Esther & The Dream of One Loving Human Family

Opening February 6, 2019

About the Exhibition

The American Visionary Art Museum (AVAM) is privileged to show the work of Esther Nisenthal Krinitz, a series of 36 intricate, deeply personal needlework and fabric collages depicting how then 15-year-old Esther and her younger sister survived the Holocaust by separating from their observant Jewish farming family and posing as Polish Catholic farm girls. Esther began her series of fabric pictures in 1977 at the age of 50, while working in Frederick, Maryland. Although trained as a dressmaker and highly skilled in needlework, Esther had no training in art and no conception of herself as an artist. Yet, her first pictures were so well-received by her family and friends, and so personally satisfying, that Esther went on to do others, eventually beginning a narrative series that grew increasingly complex. With the addition of her text, Esther’s art powerfully illustrates her story of survival. The high quality execution and honest charm of her artistry gives unique and unforgettable testimony to her life as a child in Holocaust wartime.

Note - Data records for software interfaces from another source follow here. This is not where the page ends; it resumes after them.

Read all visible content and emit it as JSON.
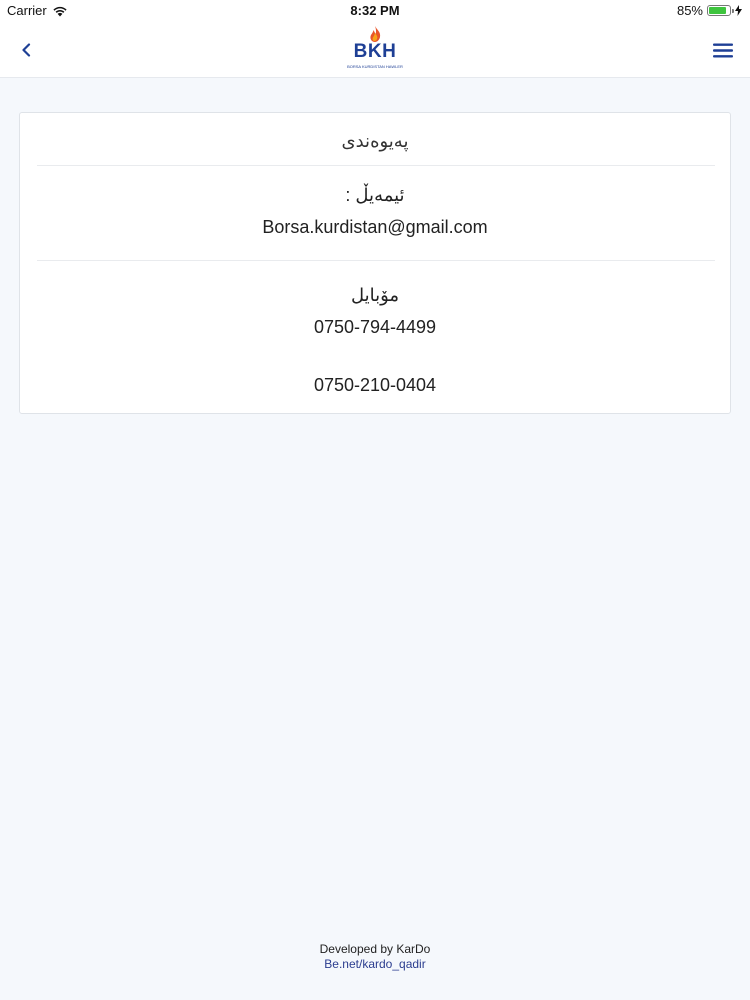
{
  "status_bar": {
    "carrier": "Carrier",
    "time": "8:32 PM",
    "battery": "85%",
    "battery_level": 0.85
  },
  "navbar": {
    "logo_text": "BKH",
    "logo_subtext": "BORSA KURDISTAN HAWLER",
    "accent_color": "#1e3f95"
  },
  "contact": {
    "title": "پەیوەندی",
    "email_label": "ئیمەیڵ :",
    "email_value": "Borsa.kurdistan@gmail.com",
    "mobile_label": "مۆبایل",
    "phone_1": "0750-794-4499",
    "phone_2": "0750-210-0404"
  },
  "footer": {
    "developer": "Developed by KarDo",
    "link": "Be.net/kardo_qadir"
  }
}
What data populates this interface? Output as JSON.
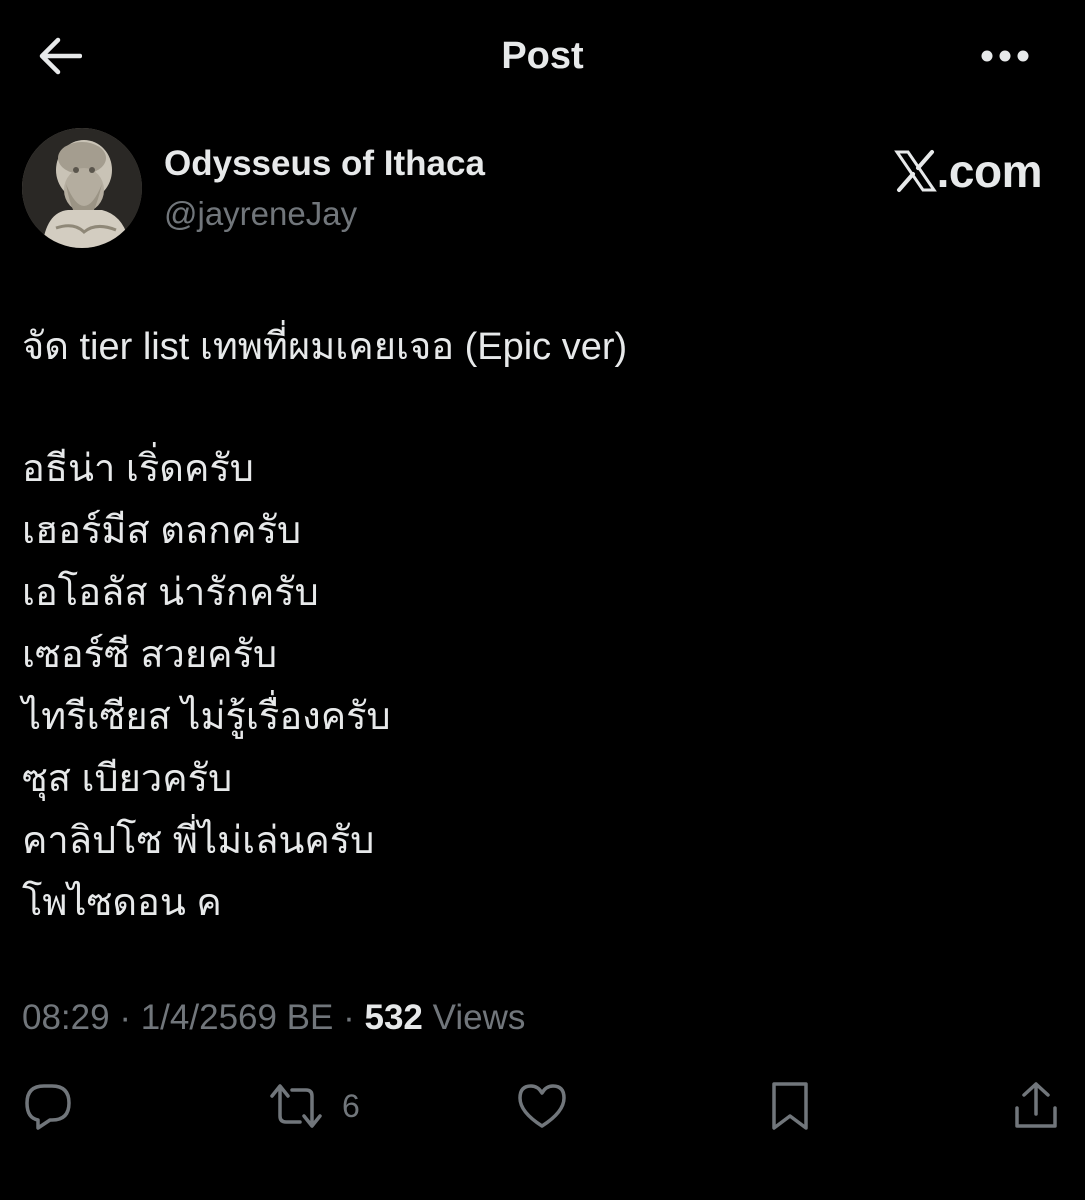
{
  "header": {
    "title": "Post",
    "back_icon": "arrow-left-icon",
    "more_icon": "more-horizontal-icon"
  },
  "author": {
    "display_name": "Odysseus of Ithaca",
    "handle": "@jayreneJay",
    "avatar_icon": "avatar-statue-image"
  },
  "watermark": {
    "text": ".com",
    "logo_icon": "x-logo-icon"
  },
  "post": {
    "title_line": "จัด tier list เทพที่ผมเคยเจอ (Epic ver)",
    "lines": [
      "อธีน่า เริ่ดครับ",
      "เฮอร์มีส ตลกครับ",
      "เอโอลัส น่ารักครับ",
      "เซอร์ซี สวยครับ",
      "ไทรีเซียส ไม่รู้เรื่องครับ",
      "ซุส เบียวครับ",
      "คาลิปโซ พี่ไม่เล่นครับ",
      "โพไซดอน ค"
    ]
  },
  "meta": {
    "time": "08:29",
    "separator": "·",
    "date": "1/4/2569 BE",
    "views_count": "532",
    "views_label": "Views"
  },
  "actions": {
    "reply_icon": "reply-icon",
    "repost_icon": "repost-icon",
    "repost_count": "6",
    "like_icon": "heart-icon",
    "bookmark_icon": "bookmark-icon",
    "share_icon": "share-icon"
  },
  "colors": {
    "background": "#000000",
    "text_primary": "#e7e9ea",
    "text_secondary": "#71767b"
  }
}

They accomplish this with a sweetness of spirit and lack of bitterness that conveys a near miraculous visual recall of detail and results in conveying a most atypical experience of war, family, faith, and childhood.

Having premiered Esther's works in 2001, before they traveled to 42 other museums around the world, AVAM is particularly honored that Esther’s family has enthusiastically sought to again collaborate in exhibition of Krinitz's work for a far expanded 5-year exhibition on the dangers of demonizing anyone as an "other" and in consideration of other genocides of innocents. Due to the record-breaking crowds that the quilts generated, they returned to AVAM in 2003-2005 and then again in 2012-13 for the exhibition “The Art of Storytelling: Lies, Enchantment, Humor & Truth.” This newest installation opens February 2019 in a timely return emphasizing the need for greater societal recognition of the sacred in all human beings. This special exhibition also features a partial recreation of Esther’s modest farm home, a thatched-roof cottage that she stitched in her first picture so that her daughters — and visitors alike — could see her treasured happy home from times pre-Nazi.